THIS ONE GOES TO 11: NHL SET TO HEAR EXPANSION BIDS
The NHL will hear eleven presentations from nine cities
bidding for an expansion team over the next two days in New
York City, according to Damien Cox of the TORONTO STAR.
Each group, including three from Houston, will have 30-45
minutes to "make its pitch," then another 30-45 minutes to
answer questions. The cities: Atlanta; Houston; Nashville;
Raleigh-Durham, NC; Minneapolis-St. Paul; Columbus, OH;
Hampton Roads, VA; Hamilton, ON; and Oklahoma City, OK. Cox
notes Atlanta "is regarded as the favorite along with
Houston ... mostly because it is believed the league is
looking to improve" its TV presence. But those two do not
have "perfect arena arrangements" and "only Nashville has
everything in place" (TORONTO STAR, 1/13). USA TODAY's
Kevin Allen notes that with the NHL looking to land "a far
more lucrative" TV deal in two years, "they will be looking
to expand their national ratings potential with this round
of expansion. That's why Atlanta is considered the favorite
... Houston also seems like a certainty." The "conventional
wisdom" is for the NHL to expand by four teams by the 2000,
two in '98-99 and two in '99-00 (USA TODAY, 1/13).
LOCAL REAX: In Houston, Neil Hohlfeld: "Perhaps it is a
coincidence, but the [Executive Committee] will hear the
bids from the Houston groups in the order that probably is
how they rank in terms of winning the expansion battle:"
IHL Aeros Owner Chuck Watson, followed by Rockets Owner Les
Alexander and then the Maloof family (HOUSTON CHRONICLE,
1/12). In Atlanta, Henry Unger notes that Turner
Broadcasting's bid "is viewed as one of the strongest by
league observers" (ATLANTA CONSTITUTION, 1/13). St. Paul
Mayor Norm Coleman: "It wouldn't surprise me if the league
announces Atlanta and Houston would join as expansion teams
in '98 and leaves 2000 open to wait for the resolution of
the Hartford situation." The Minneapolis STAR TRIBUNE's
Curt Brown notes St. Paul "is considered a prime relocation
city because the league has been inclined to waive hefty
transfer fees," as much as $20M, for teams returning to
former NHL cities (Minneapolis STAR TRIBUNE, 1/13).
COL. KURTZ? In Toronto, Damien Cox, on expansion: "The
horror.

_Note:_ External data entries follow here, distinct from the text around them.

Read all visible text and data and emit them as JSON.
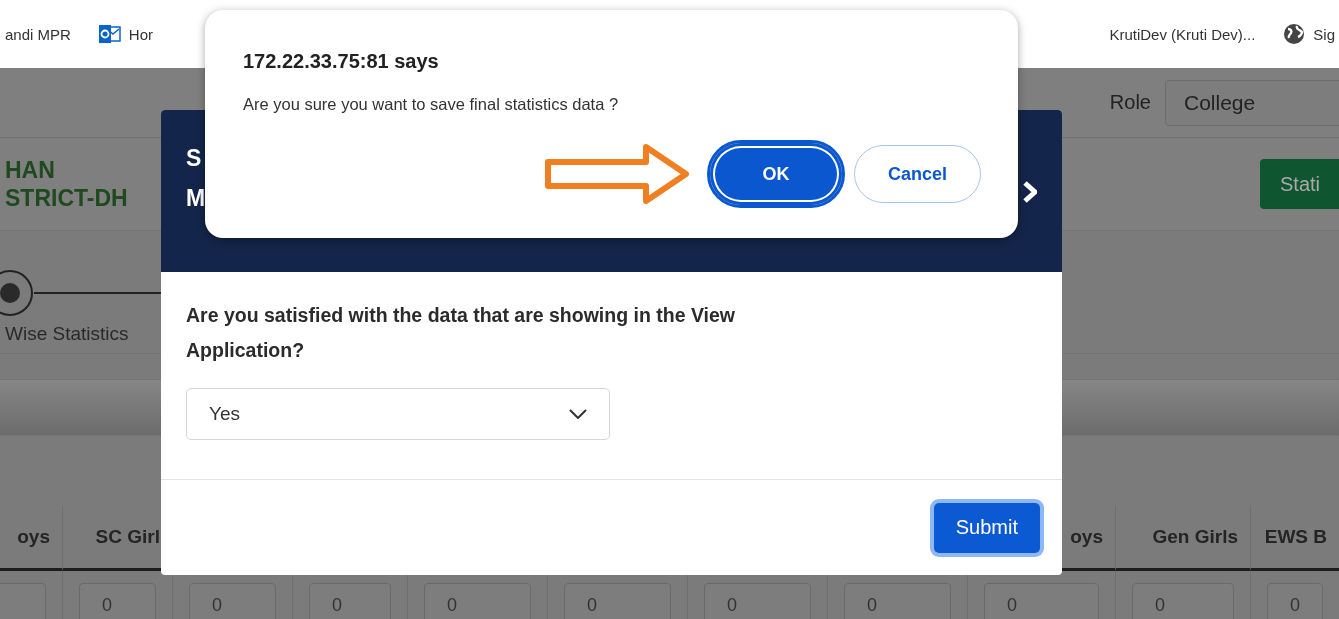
{
  "bookmarks": [
    {
      "label": "andi MPR",
      "kind": "plain"
    },
    {
      "label": "Hor",
      "kind": "mail"
    },
    {
      "label": "KrutiDev (Kruti Dev)...",
      "kind": "plain"
    },
    {
      "label": "Sig",
      "kind": "globe"
    }
  ],
  "header": {
    "role_label": "Role",
    "role_value": "College",
    "title_lines": [
      "HAN",
      "STRICT-DH"
    ],
    "action_button": "Stati"
  },
  "stepper": {
    "label": "Wise Statistics"
  },
  "table": {
    "columns": [
      {
        "label": "oys"
      },
      {
        "label": "SC Girl"
      },
      {},
      {},
      {},
      {},
      {},
      {},
      {
        "label": "oys"
      },
      {
        "label": "Gen Girls"
      },
      {
        "label": "EWS B"
      }
    ],
    "row_values": [
      "0",
      "0",
      "0",
      "0",
      "0",
      "0",
      "0",
      "0",
      "0",
      "0"
    ]
  },
  "modal": {
    "title_lines": [
      "S",
      "M"
    ],
    "question": "Are you satisfied with the data that are showing in the View Application?",
    "select_value": "Yes",
    "submit": "Submit"
  },
  "alert": {
    "title": "172.22.33.75:81 says",
    "message": "Are you sure you want to save final statistics data ?",
    "ok": "OK",
    "cancel": "Cancel",
    "ok_focused": true
  }
}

The horror" (TORONTO STAR, 1/13).
ALL-STAR DOUGH: In San Jose, city officials estimate
that "direct spending" at the NHL All-Star weekend "will
exceed" $5M and "indirect spending should exceed" $10M (SAN
JOSE MERCURY NEWS, 1/12).